Supplier's boss wants to focus on r&d for next-generation power packs
TOKYO -- Robert Bosch pulled out of its venture with Samsung SDI to develop and manufacture lithium ion batteries last year. Bosch Chairman Volkmar Denner is happy to be out of that segment – for now.
The market for hybrid and electric vehicles is over-saturated with too much capacity for lithium ion batteries, Denner said at a media roundtable Friday in Tokyo. So instead of focusing on mass production today, Bosch will focus on developing next-generation batteries, he said.
Bosch expects electrified vehicles to account for only 10 percent of the global market in 2020. Bosch's r&d efforts will on supplying demand after that, Denner said.
"Since the market will be quite low until 2020, we at the moment are very happy that we are not engaged in high-volume battery production," Denner said. "We will concentrate on r&d so we can make progress regarding energy density and the cost of lithium ion batteries."
Remaining Samsung ties
Bosch teamed with Samsung SDI, through a 50-50 venture called SB LiMotive, to develop and make batteries for electrified cars. But Bosch sold its stake to Samsung SDI last year.
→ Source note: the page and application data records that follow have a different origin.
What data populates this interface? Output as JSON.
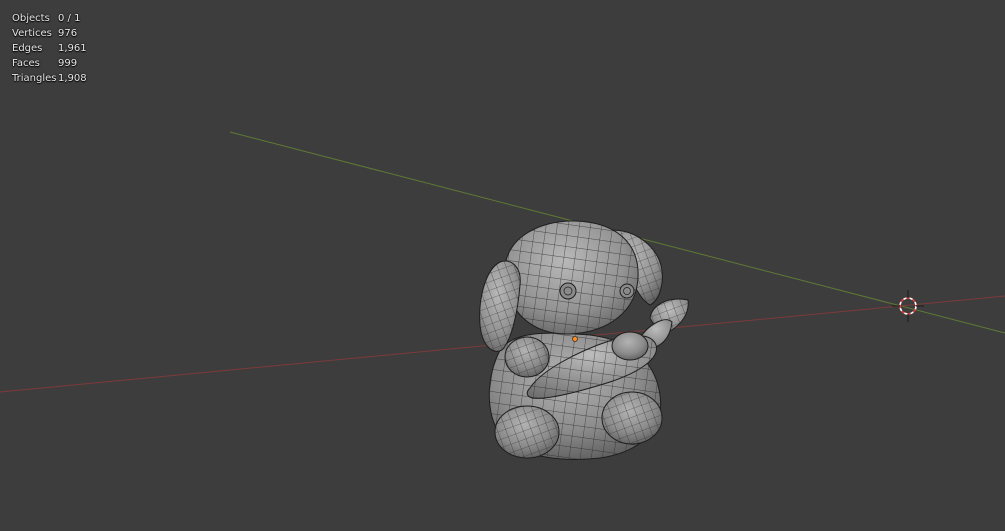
{
  "viewport": {
    "background_color": "#3d3d3d",
    "x_axis_color": "#8a3b3b",
    "y_axis_color": "#6b8a3a",
    "object": "bunny-with-carrot-wireframe-mesh"
  },
  "stats": {
    "objects_label": "Objects",
    "objects_value": "0 / 1",
    "vertices_label": "Vertices",
    "vertices_value": "976",
    "edges_label": "Edges",
    "edges_value": "1,961",
    "faces_label": "Faces",
    "faces_value": "999",
    "triangles_label": "Triangles",
    "triangles_value": "1,908"
  }
}
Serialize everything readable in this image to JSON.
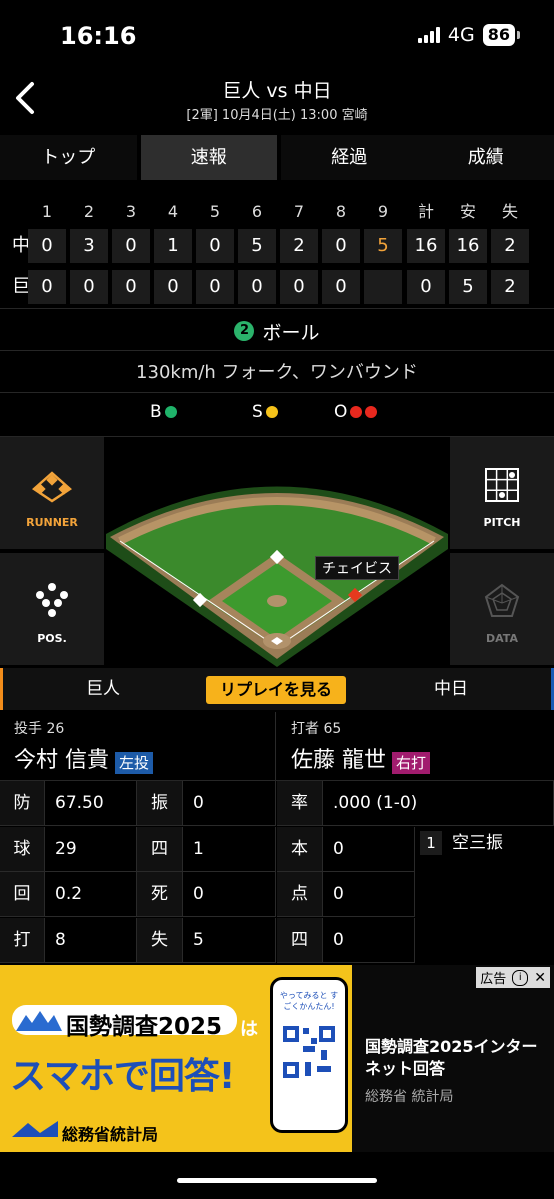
{
  "status": {
    "time": "16:16",
    "network": "4G",
    "battery": "86"
  },
  "header": {
    "title": "巨人 vs 中日",
    "subtitle": "[2軍] 10月4日(土) 13:00 宮崎"
  },
  "tabs": [
    "トップ",
    "速報",
    "経過",
    "成績"
  ],
  "scoreboard": {
    "headers": [
      "1",
      "2",
      "3",
      "4",
      "5",
      "6",
      "7",
      "8",
      "9",
      "計",
      "安",
      "失"
    ],
    "rows": [
      {
        "team": "中",
        "cells": [
          "0",
          "3",
          "0",
          "1",
          "0",
          "5",
          "2",
          "0",
          "5",
          "16",
          "16",
          "2"
        ]
      },
      {
        "team": "巨",
        "cells": [
          "0",
          "0",
          "0",
          "0",
          "0",
          "0",
          "0",
          "0",
          "",
          "0",
          "5",
          "2"
        ]
      }
    ]
  },
  "count": {
    "ball_number": "2",
    "result": "ボール",
    "pitch": "130km/h フォーク、ワンバウンド",
    "b_label": "B",
    "s_label": "S",
    "o_label": "O"
  },
  "colors": {
    "ball": "#1fb36a",
    "strike": "#f5c21a",
    "out": "#e8281e",
    "accent": "#f2a33a"
  },
  "field": {
    "runner_label": "RUNNER",
    "pitch_label": "PITCH",
    "pos_label": "POS.",
    "data_label": "DATA",
    "fielder_tag": "チェイビス"
  },
  "teambar": {
    "left": "巨人",
    "replay": "リプレイを見る",
    "right": "中日"
  },
  "pitcher": {
    "role": "投手 26",
    "name": "今村 信貴",
    "badge": "左投"
  },
  "batter": {
    "role": "打者 65",
    "name": "佐藤 龍世",
    "badge": "右打"
  },
  "pitcher_stats": [
    {
      "k1": "防",
      "v1": "67.50",
      "k2": "振",
      "v2": "0"
    },
    {
      "k1": "球",
      "v1": "29",
      "k2": "四",
      "v2": "1"
    },
    {
      "k1": "回",
      "v1": "0.2",
      "k2": "死",
      "v2": "0"
    },
    {
      "k1": "打",
      "v1": "8",
      "k2": "失",
      "v2": "5"
    }
  ],
  "batter_stats": [
    {
      "k": "率",
      "v": ".000 (1-0)"
    },
    {
      "k": "本",
      "v": "0"
    },
    {
      "k": "点",
      "v": "0"
    },
    {
      "k": "四",
      "v": "0"
    }
  ],
  "at_bat": {
    "num": "1",
    "result": "空三振"
  },
  "ad": {
    "label": "広告",
    "banner_title": "国勢調査2025",
    "banner_ha": "は",
    "banner_main": "スマホで回答!",
    "banner_org": "総務省統計局",
    "phone_text": "やってみると すごくかんたん!",
    "headline": "国勢調査2025インターネット回答",
    "sponsor": "総務省 統計局"
  }
}
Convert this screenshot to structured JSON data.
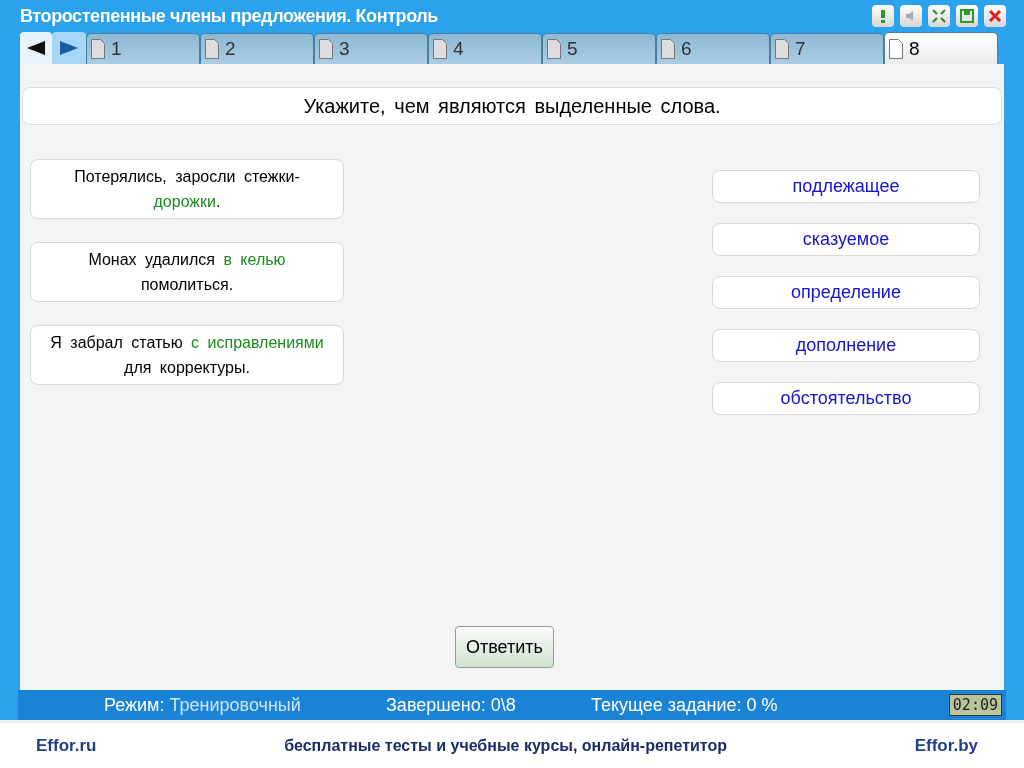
{
  "window": {
    "title": "Второстепенные члены предложения. Контроль"
  },
  "tabs": [
    {
      "label": "1",
      "selected": false
    },
    {
      "label": "2",
      "selected": false
    },
    {
      "label": "3",
      "selected": false
    },
    {
      "label": "4",
      "selected": false
    },
    {
      "label": "5",
      "selected": false
    },
    {
      "label": "6",
      "selected": false
    },
    {
      "label": "7",
      "selected": false
    },
    {
      "label": "8",
      "selected": true
    }
  ],
  "question": "Укажите, чем являются выделенные слова.",
  "sentences": [
    [
      {
        "text": "Потерялись, заросли стежки-",
        "highlighted": false
      },
      {
        "text": "дорожки",
        "highlighted": true
      },
      {
        "text": ".",
        "highlighted": false
      }
    ],
    [
      {
        "text": "Монах удалился ",
        "highlighted": false
      },
      {
        "text": "в келью",
        "highlighted": true
      },
      {
        "text": " помолиться.",
        "highlighted": false
      }
    ],
    [
      {
        "text": "Я забрал статью ",
        "highlighted": false
      },
      {
        "text": "с исправлениями",
        "highlighted": true
      },
      {
        "text": " для корректуры.",
        "highlighted": false
      }
    ]
  ],
  "options": [
    "подлежащее",
    "сказуемое",
    "определение",
    "дополнение",
    "обстоятельство"
  ],
  "answer_button": "Ответить",
  "status_bar": {
    "mode_label": "Режим:",
    "mode": "Тренировочный",
    "completed": "Завершено: 0\\8",
    "current": "Текущее задание: 0 %",
    "timer": "02:09"
  },
  "footer": {
    "left": "Effor.ru",
    "center": "бесплатные тесты и учебные курсы, онлайн-репетитор",
    "right": "Effor.by"
  }
}
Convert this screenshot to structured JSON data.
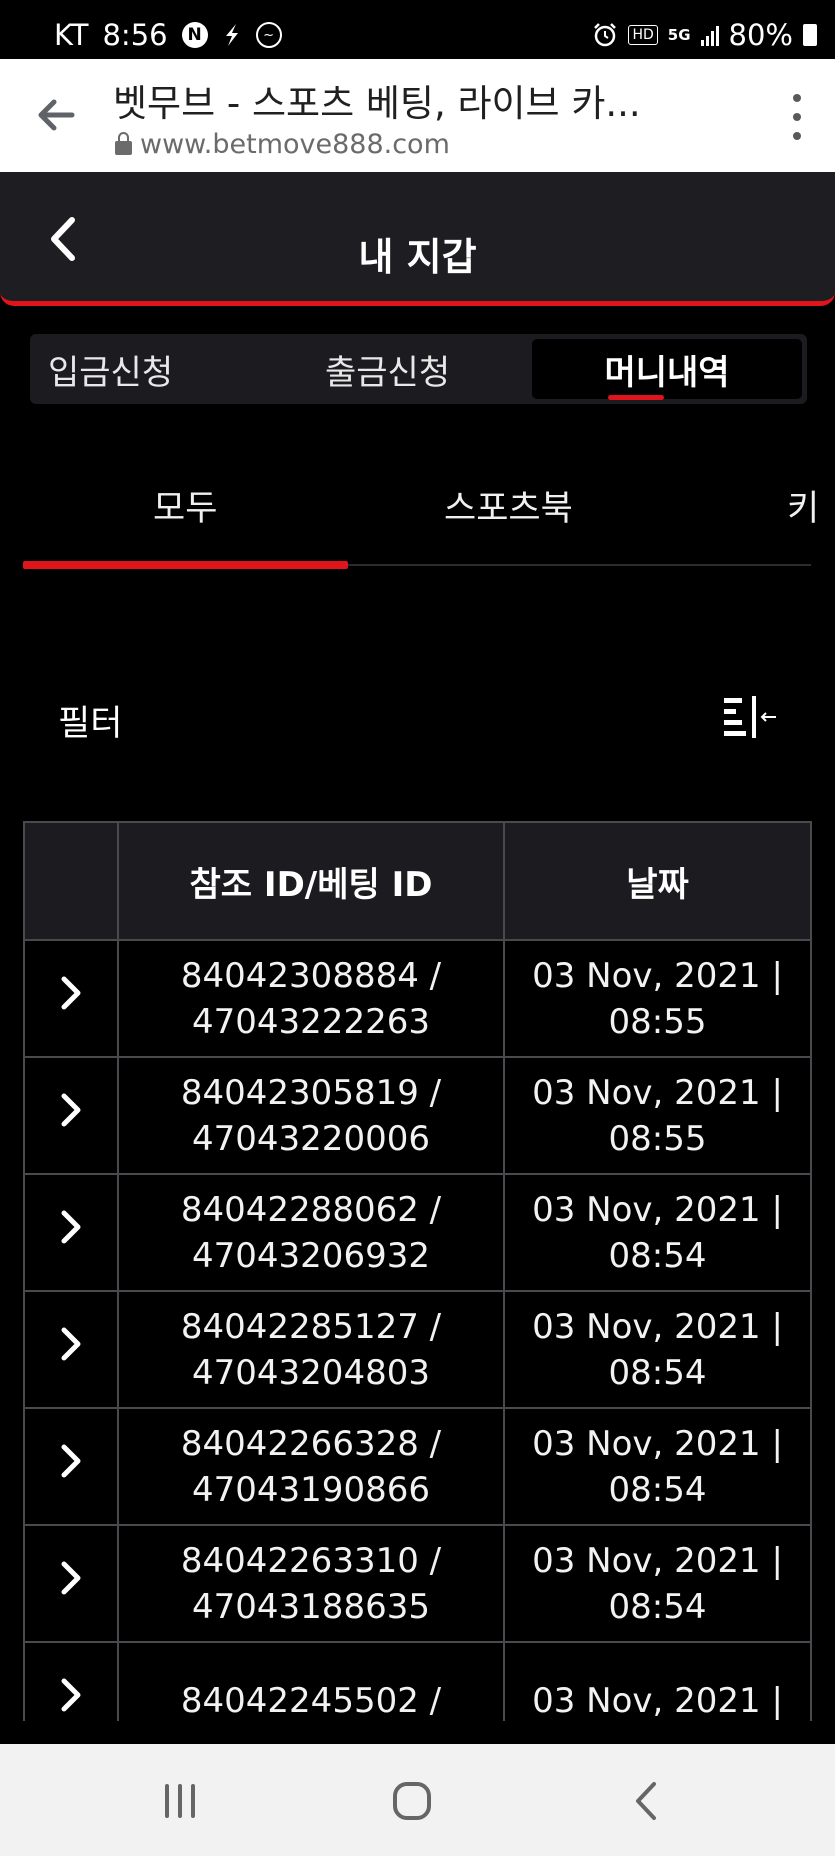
{
  "status": {
    "carrier": "KT",
    "time": "8:56",
    "network": "5G",
    "battery": "80%",
    "left_icons": [
      "naver-icon",
      "app-notification-icon",
      "messenger-icon"
    ],
    "right_icons": [
      "alarm-icon",
      "hd-voice-icon",
      "5g-icon",
      "signal-icon",
      "battery-icon"
    ]
  },
  "browser": {
    "title": "벳무브 - 스포츠 베팅, 라이브 카...",
    "url": "www.betmove888.com"
  },
  "header": {
    "title": "내 지갑",
    "accent": "#e0141b"
  },
  "wallet_tabs": [
    {
      "label": "입금신청",
      "active": false
    },
    {
      "label": "출금신청",
      "active": false
    },
    {
      "label": "머니내역",
      "active": true
    }
  ],
  "category_tabs": [
    {
      "label": "모두",
      "active": true
    },
    {
      "label": "스포츠북",
      "active": false
    },
    {
      "label": "키",
      "active": false
    }
  ],
  "filter": {
    "label": "필터",
    "icon": "filter-toggle-icon"
  },
  "table": {
    "columns": [
      "",
      "참조 ID/베팅 ID",
      "날짜"
    ],
    "rows": [
      {
        "ref": "84042308884 /",
        "bet": "47043222263",
        "date": "03 Nov, 2021 |",
        "time": "08:55"
      },
      {
        "ref": "84042305819 /",
        "bet": "47043220006",
        "date": "03 Nov, 2021 |",
        "time": "08:55"
      },
      {
        "ref": "84042288062 /",
        "bet": "47043206932",
        "date": "03 Nov, 2021 |",
        "time": "08:54"
      },
      {
        "ref": "84042285127 /",
        "bet": "47043204803",
        "date": "03 Nov, 2021 |",
        "time": "08:54"
      },
      {
        "ref": "84042266328 /",
        "bet": "47043190866",
        "date": "03 Nov, 2021 |",
        "time": "08:54"
      },
      {
        "ref": "84042263310 /",
        "bet": "47043188635",
        "date": "03 Nov, 2021 |",
        "time": "08:54"
      },
      {
        "ref": "84042245502 /",
        "bet": "",
        "date": "03 Nov, 2021 |",
        "time": ""
      }
    ]
  },
  "navbar": {
    "items": [
      "recent-apps-icon",
      "home-icon",
      "back-icon"
    ]
  }
}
While Bosch will pursue its own battery research, it will use cells from Samsung SDI in a Bosch battery pack that will supplied to the Fiat 500e electric car starting next year.
Bosch Chairman Denner predict the company's auto division will grow by 2% to 4% this year.
"It will take some years until a broad acceptance of electric vehicles can happen," Denner said. "The big unknown is the battery."
Separately, Denner said the company's automotive sales are expected to grow by between 2 percent and 4 percent this year, after growing 1.7percent in 2012.
But sales to Japanese automakers will grow by about 8 percent, comprising a bigger share of the supplier's global revenue.
Appeal of non-Japanese suppliers
Japanese automakers are turning to Bosch when they expand overseas because Bosch often has an established footprint in those markets. That gives the German company an advantage over Japanese suppliers that don't have as great an international reach.
Japan's automakers, led by Toyota Motor Corp., have been vocal in seeking out new business with foreign suppliers, to diversify sourcing as a hedge against foreign-exchange fluctuations and after the 2011 earthquake in Japan exposed the perils of relying on suppliers in a limited geographic area.
"The share of Japanese OEMs in the Bosch portfolio grew last year and my expectation is that this will also continue in the future," Denner said. "Our main target is to grow with the Japanese OEMs outside of Japan, in the emerging markets mainly."
You can reach Hans Greimel at email@example.com. -- Follow Hans on